→ Your assignment
An exact reproduction of all entries is required.

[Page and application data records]
^^^^
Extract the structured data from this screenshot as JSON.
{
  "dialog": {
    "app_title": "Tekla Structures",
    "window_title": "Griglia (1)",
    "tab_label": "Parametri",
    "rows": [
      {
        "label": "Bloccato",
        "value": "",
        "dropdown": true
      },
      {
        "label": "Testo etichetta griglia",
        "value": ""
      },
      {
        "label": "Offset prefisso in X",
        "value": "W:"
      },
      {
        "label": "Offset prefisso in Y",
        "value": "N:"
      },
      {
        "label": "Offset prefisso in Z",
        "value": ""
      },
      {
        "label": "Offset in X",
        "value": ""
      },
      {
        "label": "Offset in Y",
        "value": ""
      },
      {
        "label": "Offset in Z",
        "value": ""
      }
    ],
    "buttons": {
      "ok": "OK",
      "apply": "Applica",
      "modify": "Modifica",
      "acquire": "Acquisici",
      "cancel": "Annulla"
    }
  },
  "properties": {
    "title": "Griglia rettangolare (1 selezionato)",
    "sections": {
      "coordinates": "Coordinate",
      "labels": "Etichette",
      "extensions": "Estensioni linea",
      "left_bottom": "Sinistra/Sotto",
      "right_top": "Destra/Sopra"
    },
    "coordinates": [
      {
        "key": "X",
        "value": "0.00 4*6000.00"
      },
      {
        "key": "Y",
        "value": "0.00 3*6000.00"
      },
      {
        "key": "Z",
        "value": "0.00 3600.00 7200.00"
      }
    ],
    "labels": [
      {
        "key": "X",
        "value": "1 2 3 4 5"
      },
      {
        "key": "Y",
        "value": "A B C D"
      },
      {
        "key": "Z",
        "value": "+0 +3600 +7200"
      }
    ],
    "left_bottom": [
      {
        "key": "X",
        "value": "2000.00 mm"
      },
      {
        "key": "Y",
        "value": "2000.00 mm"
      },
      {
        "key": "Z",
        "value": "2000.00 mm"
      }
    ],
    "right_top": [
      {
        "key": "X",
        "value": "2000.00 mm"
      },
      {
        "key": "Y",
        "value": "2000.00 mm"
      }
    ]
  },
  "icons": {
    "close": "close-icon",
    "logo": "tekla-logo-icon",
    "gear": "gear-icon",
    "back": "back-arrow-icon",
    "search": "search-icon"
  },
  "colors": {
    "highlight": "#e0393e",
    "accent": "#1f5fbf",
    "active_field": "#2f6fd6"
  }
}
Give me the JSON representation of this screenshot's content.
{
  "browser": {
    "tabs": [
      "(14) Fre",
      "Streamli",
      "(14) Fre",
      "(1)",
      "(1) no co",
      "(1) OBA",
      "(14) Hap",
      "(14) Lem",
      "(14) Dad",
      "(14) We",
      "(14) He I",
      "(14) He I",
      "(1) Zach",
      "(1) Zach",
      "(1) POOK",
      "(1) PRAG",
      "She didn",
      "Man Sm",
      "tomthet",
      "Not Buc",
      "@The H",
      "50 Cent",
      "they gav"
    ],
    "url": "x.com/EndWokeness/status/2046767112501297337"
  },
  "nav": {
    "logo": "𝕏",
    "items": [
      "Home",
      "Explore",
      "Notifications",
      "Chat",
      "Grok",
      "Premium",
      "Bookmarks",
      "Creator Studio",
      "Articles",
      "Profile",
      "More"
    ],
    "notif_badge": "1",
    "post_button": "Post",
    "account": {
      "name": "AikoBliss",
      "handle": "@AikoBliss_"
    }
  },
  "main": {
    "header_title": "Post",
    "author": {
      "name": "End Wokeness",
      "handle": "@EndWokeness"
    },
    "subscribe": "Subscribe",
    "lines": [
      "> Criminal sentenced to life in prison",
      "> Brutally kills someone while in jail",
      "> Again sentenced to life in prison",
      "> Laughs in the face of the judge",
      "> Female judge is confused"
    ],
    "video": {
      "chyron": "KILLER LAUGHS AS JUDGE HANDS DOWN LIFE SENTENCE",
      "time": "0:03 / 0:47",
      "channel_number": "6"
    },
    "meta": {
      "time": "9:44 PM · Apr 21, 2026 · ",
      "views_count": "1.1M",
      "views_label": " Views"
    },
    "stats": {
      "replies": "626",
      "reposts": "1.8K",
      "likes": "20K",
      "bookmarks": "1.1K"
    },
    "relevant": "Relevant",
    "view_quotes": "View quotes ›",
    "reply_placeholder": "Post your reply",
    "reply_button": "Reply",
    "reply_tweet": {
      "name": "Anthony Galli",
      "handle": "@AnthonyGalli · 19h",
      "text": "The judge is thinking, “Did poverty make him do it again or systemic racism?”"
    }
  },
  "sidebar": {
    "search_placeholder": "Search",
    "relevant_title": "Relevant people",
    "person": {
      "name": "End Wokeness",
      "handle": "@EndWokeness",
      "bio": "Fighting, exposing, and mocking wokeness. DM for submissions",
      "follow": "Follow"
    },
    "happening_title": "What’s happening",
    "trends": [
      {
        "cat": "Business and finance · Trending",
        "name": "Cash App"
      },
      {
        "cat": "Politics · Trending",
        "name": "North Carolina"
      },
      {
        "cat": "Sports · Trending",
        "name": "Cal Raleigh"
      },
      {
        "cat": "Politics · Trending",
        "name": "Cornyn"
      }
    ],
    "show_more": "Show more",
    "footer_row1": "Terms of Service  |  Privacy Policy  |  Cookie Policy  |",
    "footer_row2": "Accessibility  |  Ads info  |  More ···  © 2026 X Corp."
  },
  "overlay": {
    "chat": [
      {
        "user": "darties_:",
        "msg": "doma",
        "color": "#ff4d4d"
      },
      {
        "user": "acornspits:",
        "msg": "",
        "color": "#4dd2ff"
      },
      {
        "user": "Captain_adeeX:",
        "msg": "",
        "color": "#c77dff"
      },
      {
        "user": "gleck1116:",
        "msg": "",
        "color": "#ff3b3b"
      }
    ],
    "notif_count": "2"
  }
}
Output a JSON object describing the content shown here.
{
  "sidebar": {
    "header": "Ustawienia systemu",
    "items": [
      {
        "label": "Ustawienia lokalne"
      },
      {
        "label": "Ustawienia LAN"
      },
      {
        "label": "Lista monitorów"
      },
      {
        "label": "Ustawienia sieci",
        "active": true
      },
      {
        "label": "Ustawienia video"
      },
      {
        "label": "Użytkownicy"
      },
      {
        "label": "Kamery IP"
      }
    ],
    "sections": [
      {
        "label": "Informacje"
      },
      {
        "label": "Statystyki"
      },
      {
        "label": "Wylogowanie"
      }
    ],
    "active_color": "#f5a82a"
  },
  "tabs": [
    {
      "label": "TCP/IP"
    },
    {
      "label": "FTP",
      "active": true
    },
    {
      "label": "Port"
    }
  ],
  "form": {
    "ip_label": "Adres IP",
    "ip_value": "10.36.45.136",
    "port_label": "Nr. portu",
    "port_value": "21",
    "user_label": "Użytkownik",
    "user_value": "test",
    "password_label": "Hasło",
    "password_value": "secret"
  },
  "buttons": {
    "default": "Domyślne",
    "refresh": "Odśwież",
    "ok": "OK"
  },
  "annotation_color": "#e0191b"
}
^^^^
→ Result
Extract the structured data from this screenshot as JSON.
{
  "dialog": {
    "app_title": "Tekla Structures",
    "window_title": "Griglia (1)",
    "tab_label": "Parametri",
    "rows": [
      {
        "label": "Bloccato",
        "value": "",
        "dropdown": true
      },
      {
        "label": "Testo etichetta griglia",
        "value": ""
      },
      {
        "label": "Offset prefisso in X",
        "value": "W:"
      },
      {
        "label": "Offset prefisso in Y",
        "value": "N:"
      },
      {
        "label": "Offset prefisso in Z",
        "value": ""
      },
      {
        "label": "Offset in X",
        "value": ""
      },
      {
        "label": "Offset in Y",
        "value": ""
      },
      {
        "label": "Offset in Z",
        "value": ""
      }
    ],
    "buttons": {
      "ok": "OK",
      "apply": "Applica",
      "modify": "Modifica",
      "acquire": "Acquisici",
      "cancel": "Annulla"
    }
  },
  "properties": {
    "title": "Griglia rettangolare (1 selezionato)",
    "sections": {
      "coordinates": "Coordinate",
      "labels": "Etichette",
      "extensions": "Estensioni linea",
      "left_bottom": "Sinistra/Sotto",
      "right_top": "Destra/Sopra"
    },
    "coordinates": [
      {
        "key": "X",
        "value": "0.00 4*6000.00"
      },
      {
        "key": "Y",
        "value": "0.00 3*6000.00"
      },
      {
        "key": "Z",
        "value": "0.00 3600.00 7200.00"
      }
    ],
    "labels": [
      {
        "key": "X",
        "value": "1 2 3 4 5"
      },
      {
        "key": "Y",
        "value": "A B C D"
      },
      {
        "key": "Z",
        "value": "+0 +3600 +7200"
      }
    ],
    "left_bottom": [
      {
        "key": "X",
        "value": "2000.00 mm"
      },
      {
        "key": "Y",
        "value": "2000.00 mm"
      },
      {
        "key": "Z",
        "value": "2000.00 mm"
      }
    ],
    "right_top": [
      {
        "key": "X",
        "value": "2000.00 mm"
      },
      {
        "key": "Y",
        "value": "2000.00 mm"
      }
    ]
  },
  "icons": {
    "close": "close-icon",
    "logo": "tekla-logo-icon",
    "gear": "gear-icon",
    "back": "back-arrow-icon",
    "search": "search-icon"
  },
  "colors": {
    "highlight": "#e0393e",
    "accent": "#1f5fbf",
    "active_field": "#2f6fd6"
  }
}
Give me the JSON representation of this screenshot's content.
{
  "browser": {
    "tabs": [
      "(14) Fre",
      "Streamli",
      "(14) Fre",
      "(1)",
      "(1) no co",
      "(1) OBA",
      "(14) Hap",
      "(14) Lem",
      "(14) Dad",
      "(14) We",
      "(14) He I",
      "(14) He I",
      "(1) Zach",
      "(1) Zach",
      "(1) POOK",
      "(1) PRAG",
      "She didn",
      "Man Sm",
      "tomthet",
      "Not Buc",
      "@The H",
      "50 Cent",
      "they gav"
    ],
    "url": "x.com/EndWokeness/status/2046767112501297337"
  },
  "nav": {
    "logo": "𝕏",
    "items": [
      "Home",
      "Explore",
      "Notifications",
      "Chat",
      "Grok",
      "Premium",
      "Bookmarks",
      "Creator Studio",
      "Articles",
      "Profile",
      "More"
    ],
    "notif_badge": "1",
    "post_button": "Post",
    "account": {
      "name": "AikoBliss",
      "handle": "@AikoBliss_"
    }
  },
  "main": {
    "header_title": "Post",
    "author": {
      "name": "End Wokeness",
      "handle": "@EndWokeness"
    },
    "subscribe": "Subscribe",
    "lines": [
      "> Criminal sentenced to life in prison",
      "> Brutally kills someone while in jail",
      "> Again sentenced to life in prison",
      "> Laughs in the face of the judge",
      "> Female judge is confused"
    ],
    "video": {
      "chyron": "KILLER LAUGHS AS JUDGE HANDS DOWN LIFE SENTENCE",
      "time": "0:03 / 0:47",
      "channel_number": "6"
    },
    "meta": {
      "time": "9:44 PM · Apr 21, 2026 · ",
      "views_count": "1.1M",
      "views_label": " Views"
    },
    "stats": {
      "replies": "626",
      "reposts": "1.8K",
      "likes": "20K",
      "bookmarks": "1.1K"
    },
    "relevant": "Relevant",
    "view_quotes": "View quotes ›",
    "reply_placeholder": "Post your reply",
    "reply_button": "Reply",
    "reply_tweet": {
      "name": "Anthony Galli",
      "handle": "@AnthonyGalli · 19h",
      "text": "The judge is thinking, “Did poverty make him do it again or systemic racism?”"
    }
  },
  "sidebar": {
    "search_placeholder": "Search",
    "relevant_title": "Relevant people",
    "person": {
      "name": "End Wokeness",
      "handle": "@EndWokeness",
      "bio": "Fighting, exposing, and mocking wokeness. DM for submissions",
      "follow": "Follow"
    },
    "happening_title": "What’s happening",
    "trends": [
      {
        "cat": "Business and finance · Trending",
        "name": "Cash App"
      },
      {
        "cat": "Politics · Trending",
        "name": "North Carolina"
      },
      {
        "cat": "Sports · Trending",
        "name": "Cal Raleigh"
      },
      {
        "cat": "Politics · Trending",
        "name": "Cornyn"
      }
    ],
    "show_more": "Show more",
    "footer_row1": "Terms of Service  |  Privacy Policy  |  Cookie Policy  |",
    "footer_row2": "Accessibility  |  Ads info  |  More ···  © 2026 X Corp."
  },
  "overlay": {
    "chat": [
      {
        "user": "darties_:",
        "msg": "doma",
        "color": "#ff4d4d"
      },
      {
        "user": "acornspits:",
        "msg": "",
        "color": "#4dd2ff"
      },
      {
        "user": "Captain_adeeX:",
        "msg": "",
        "color": "#c77dff"
      },
      {
        "user": "gleck1116:",
        "msg": "",
        "color": "#ff3b3b"
      }
    ],
    "notif_count": "2"
  }
}
Output a JSON object describing the content shown here.
{
  "sidebar": {
    "header": "Ustawienia systemu",
    "items": [
      {
        "label": "Ustawienia lokalne"
      },
      {
        "label": "Ustawienia LAN"
      },
      {
        "label": "Lista monitorów"
      },
      {
        "label": "Ustawienia sieci",
        "active": true
      },
      {
        "label": "Ustawienia video"
      },
      {
        "label": "Użytkownicy"
      },
      {
        "label": "Kamery IP"
      }
    ],
    "sections": [
      {
        "label": "Informacje"
      },
      {
        "label": "Statystyki"
      },
      {
        "label": "Wylogowanie"
      }
    ],
    "active_color": "#f5a82a"
  },
  "tabs": [
    {
      "label": "TCP/IP"
    },
    {
      "label": "FTP",
      "active": true
    },
    {
      "label": "Port"
    }
  ],
  "form": {
    "ip_label": "Adres IP",
    "ip_value": "10.36.45.136",
    "port_label": "Nr. portu",
    "port_value": "21",
    "user_label": "Użytkownik",
    "user_value": "test",
    "password_label": "Hasło",
    "password_value": "secret"
  },
  "buttons": {
    "default": "Domyślne",
    "refresh": "Odśwież",
    "ok": "OK"
  },
  "annotation_color": "#e0191b"
}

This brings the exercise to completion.